MARINA DEL REY, Calif.—The Internet Corporation for Assigned Names and Numbers (ICANN) released an "explanatory memorandum" Tuesday that outlines its opposition to a practice called NXDOMAIN substitution, or DNS redirection, which involves redirecting internet users to a third-party website or portal when they accidentally misspell a web address or enter an invalid domain name.
"ICANN strongly discourages the use of DNS redirection, wildcards, synthesized responses and any other form of NXDOMAIN substitution in new and existing gTLDs and ccTLDs and any other level in the DNS tree for registry-class domain names," the report concludes. "Synthesized DNS responses at the TLD level (and subordinate levels) is a destabilizing practice."
Prepared by ICANN staff at the direction of the Board, the paper, titled "Harms Caused by NXDOMAIN Substitution in Toplevel and Other Registry-class Domain Names," identifies the "harms and concerns posed by the use (at registry level) of redirection and synthesizing of DNS responses, and ultimately the need to ensure the integrity of error responses as well as name resolution; collectively, NXDOMAIN substitution."
The harms and concerns identified by ICANN include:
1. Architectural implications
2. Impact on Internet protocols
3. Single point of failure
4. Reserved and blocked domains appearing alive
5. Fragmentation of the DNS ecosystem
6. Privacy concerns
7. Lack of choice for Internet users

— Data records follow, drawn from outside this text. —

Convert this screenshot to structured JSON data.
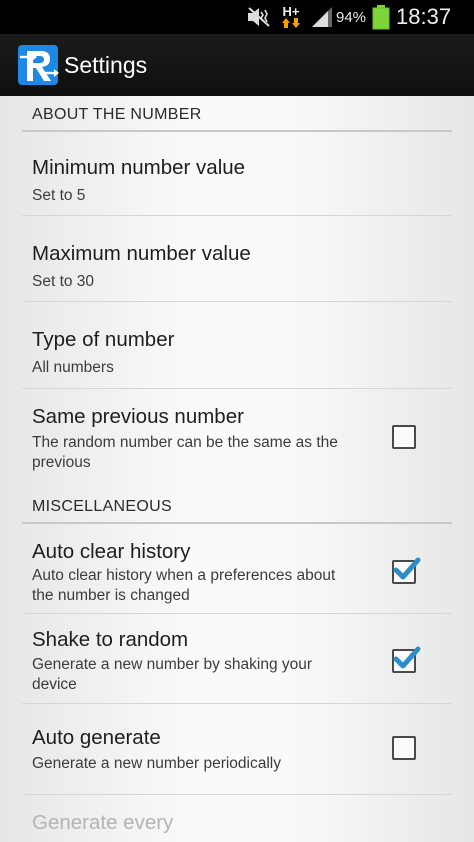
{
  "status_bar": {
    "network_type": "H+",
    "battery_percent": "94%",
    "battery_level": 0.94,
    "clock": "18:37",
    "icons": [
      "mute-icon",
      "network-arrows-icon",
      "signal-icon",
      "battery-icon"
    ]
  },
  "action_bar": {
    "title": "Settings",
    "logo_letter": "R",
    "accent_color": "#1e88e5"
  },
  "sections": {
    "about": {
      "header": "ABOUT THE NUMBER",
      "min": {
        "title": "Minimum number value",
        "summary": "Set to 5"
      },
      "max": {
        "title": "Maximum number value",
        "summary": "Set to 30"
      },
      "type": {
        "title": "Type of number",
        "summary": "All numbers"
      },
      "same_prev": {
        "title": "Same previous number",
        "summary": "The random number can be the same as the previous",
        "checked": false
      }
    },
    "misc": {
      "header": "MISCELLANEOUS",
      "auto_clear": {
        "title": "Auto clear history",
        "summary": "Auto clear history when a preferences about the number is changed",
        "checked": true
      },
      "shake": {
        "title": "Shake to random",
        "summary": "Generate a new number by shaking your device",
        "checked": true
      },
      "auto_gen": {
        "title": "Auto generate",
        "summary": "Generate a new number periodically",
        "checked": false
      },
      "generate_every": {
        "title": "Generate every",
        "enabled": false
      }
    }
  },
  "colors": {
    "check_color": "#2a8fc9",
    "disabled_text": "#b4b4b4"
  }
}
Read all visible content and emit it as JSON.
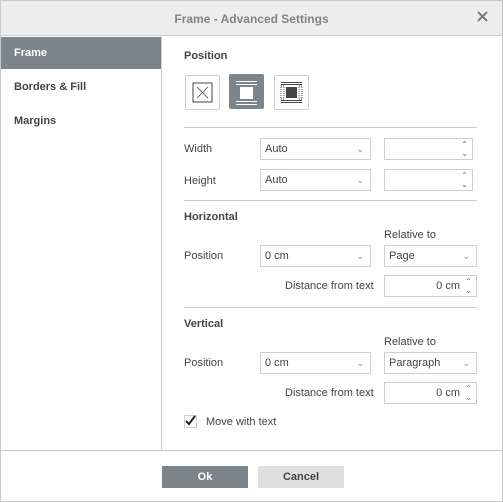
{
  "window": {
    "title": "Frame - Advanced Settings",
    "close_icon": "close-icon"
  },
  "sidebar": {
    "items": [
      {
        "label": "Frame",
        "active": true
      },
      {
        "label": "Borders & Fill",
        "active": false
      },
      {
        "label": "Margins",
        "active": false
      }
    ]
  },
  "position_section": {
    "header": "Position",
    "wrap_buttons": [
      {
        "name": "none",
        "icon": "frame-none-icon",
        "active": false
      },
      {
        "name": "inline",
        "icon": "frame-inline-icon",
        "active": true
      },
      {
        "name": "flow",
        "icon": "frame-flow-icon",
        "active": false
      }
    ]
  },
  "size": {
    "width_label": "Width",
    "width_value": "Auto",
    "width_spin_value": "",
    "height_label": "Height",
    "height_value": "Auto",
    "height_spin_value": ""
  },
  "horizontal": {
    "header": "Horizontal",
    "relative_label": "Relative to",
    "position_label": "Position",
    "position_value": "0 cm",
    "relative_value": "Page",
    "distance_label": "Distance from text",
    "distance_value": "0 cm"
  },
  "vertical": {
    "header": "Vertical",
    "relative_label": "Relative to",
    "position_label": "Position",
    "position_value": "0 cm",
    "relative_value": "Paragraph",
    "distance_label": "Distance from text",
    "distance_value": "0 cm",
    "move_with_text_label": "Move with text",
    "move_with_text_checked": true
  },
  "footer": {
    "ok_label": "Ok",
    "cancel_label": "Cancel"
  },
  "colors": {
    "accent": "#7d858c",
    "cancel_bg": "#dfdfdf",
    "titlebar_bg": "#ededed"
  }
}
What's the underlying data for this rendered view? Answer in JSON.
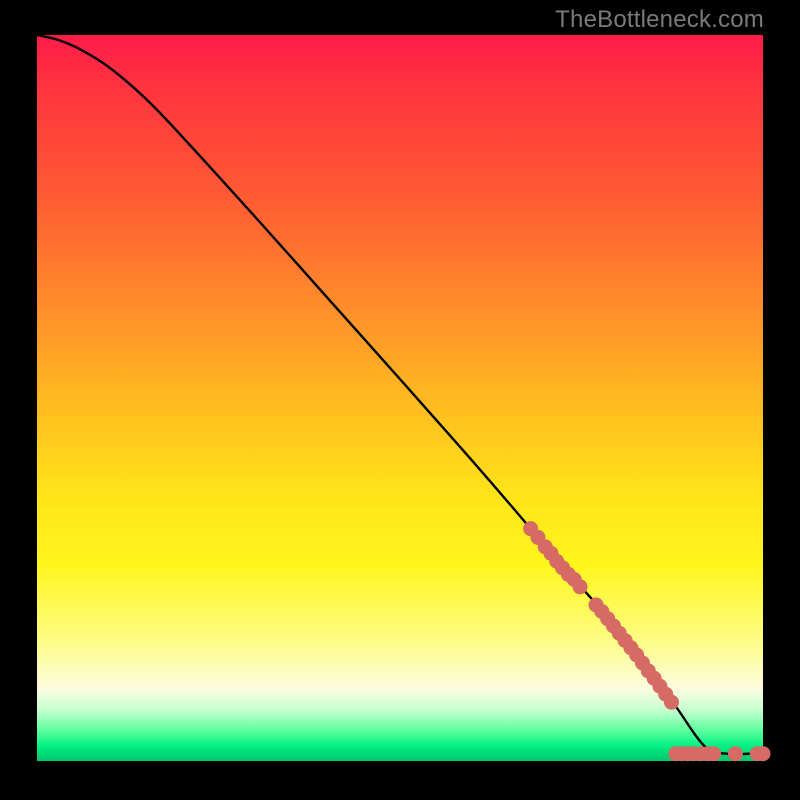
{
  "watermark": "TheBottleneck.com",
  "colors": {
    "background": "#000000",
    "curve_line": "#000000",
    "marker_fill": "#d66a64",
    "gradient_top": "#ff1b49",
    "gradient_bottom": "#00c46c"
  },
  "chart_data": {
    "type": "line",
    "title": "",
    "xlabel": "",
    "ylabel": "",
    "xlim": [
      0,
      100
    ],
    "ylim": [
      0,
      100
    ],
    "series": [
      {
        "name": "bottleneck-curve",
        "x": [
          0,
          3,
          6,
          10,
          15,
          20,
          30,
          40,
          50,
          60,
          68,
          70,
          74,
          78,
          82,
          85,
          88,
          92,
          95,
          98,
          100
        ],
        "y": [
          100,
          99.3,
          98.0,
          95.5,
          91.2,
          86.0,
          75.0,
          63.8,
          52.6,
          41.3,
          32,
          29.5,
          25,
          20.5,
          15.5,
          11.5,
          7.5,
          2,
          1,
          1,
          1
        ]
      }
    ],
    "markers": [
      {
        "x": 68.0,
        "y": 32.0
      },
      {
        "x": 69.0,
        "y": 30.8
      },
      {
        "x": 70.0,
        "y": 29.5
      },
      {
        "x": 70.8,
        "y": 28.6
      },
      {
        "x": 71.6,
        "y": 27.5
      },
      {
        "x": 72.4,
        "y": 26.6
      },
      {
        "x": 73.2,
        "y": 25.7
      },
      {
        "x": 74.0,
        "y": 25.0
      },
      {
        "x": 74.8,
        "y": 24.0
      },
      {
        "x": 77.0,
        "y": 21.5
      },
      {
        "x": 77.8,
        "y": 20.6
      },
      {
        "x": 78.6,
        "y": 19.6
      },
      {
        "x": 79.4,
        "y": 18.6
      },
      {
        "x": 80.2,
        "y": 17.6
      },
      {
        "x": 81.0,
        "y": 16.6
      },
      {
        "x": 81.8,
        "y": 15.6
      },
      {
        "x": 82.6,
        "y": 14.6
      },
      {
        "x": 83.4,
        "y": 13.5
      },
      {
        "x": 84.2,
        "y": 12.4
      },
      {
        "x": 85.0,
        "y": 11.4
      },
      {
        "x": 85.8,
        "y": 10.3
      },
      {
        "x": 86.6,
        "y": 9.2
      },
      {
        "x": 87.4,
        "y": 8.1
      },
      {
        "x": 88.0,
        "y": 1.0
      },
      {
        "x": 88.8,
        "y": 1.0
      },
      {
        "x": 89.6,
        "y": 1.0
      },
      {
        "x": 90.4,
        "y": 1.0
      },
      {
        "x": 91.4,
        "y": 1.0
      },
      {
        "x": 92.4,
        "y": 1.0
      },
      {
        "x": 93.2,
        "y": 1.0
      },
      {
        "x": 96.2,
        "y": 1.0
      },
      {
        "x": 99.2,
        "y": 1.0
      },
      {
        "x": 100.0,
        "y": 1.0
      }
    ]
  }
}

8. Poor user experience
9. Use of privileged position
The report includes the following conclusions:
1. ICANN included a default prohibition for DNS redirection, wildcards, synthesized responses and any other form of NXDOMAIN substitution in the draft Registry Agreement & Specifications for new gTLDs.
2. ICANN notes that if an applicant for a new gTLD believes there is a legitimate use of these technologies that will not have security or stability issues as described in Module 2 of the draft Applicant Guidebook, the applicant has the option to include the registry service in its application justifying its reasoning why security or stability issues will not arise.
3. ICANN included a commitment to not implement DNS redirection and synthesized DNS responses as part of the request for new IDN ccTLDs in the proposed Terms and Conditions, and in the three proposed relationship options between ICANN and the IDN ccTLD manager: Documentation of Responsibility, Exchange of Letters, and Standard Agreement.
4. ICANN strongly discourages the use of DNS redirection, wildcards, synthesized responses and any other form of NXDOMAIN substitution in existing gTLDs, ccTLDs and any other level in the DNS tree for registry-class domain names. If an existing gTLD operator intends to offer a service that depends on NXDOMAIN substitution, it must submit that request through the Registry Services Evaluation Process.
5. ICANN further recommends that if ccTLD or registry-class domain managers intend to offer a service that depends on NXDOMAIN substitution, they should consult with technical experts (e.g., IAB/IETF, SSAC) on the possible effects of such implementation, and submit the proposal for global public scrutiny before implementing such a services.
The report will be of obvious interest to internet service providers, many of which have implemented DNS redirection. Verizon defended its practice of redirecting typo traffic earlier this month, and in July, Comcast launched a trial DNS Redirection effort—called a "Domain Helper service"—in Arizona, Colorado, New Mexico, Oregon, Texas, Utah, and Washington.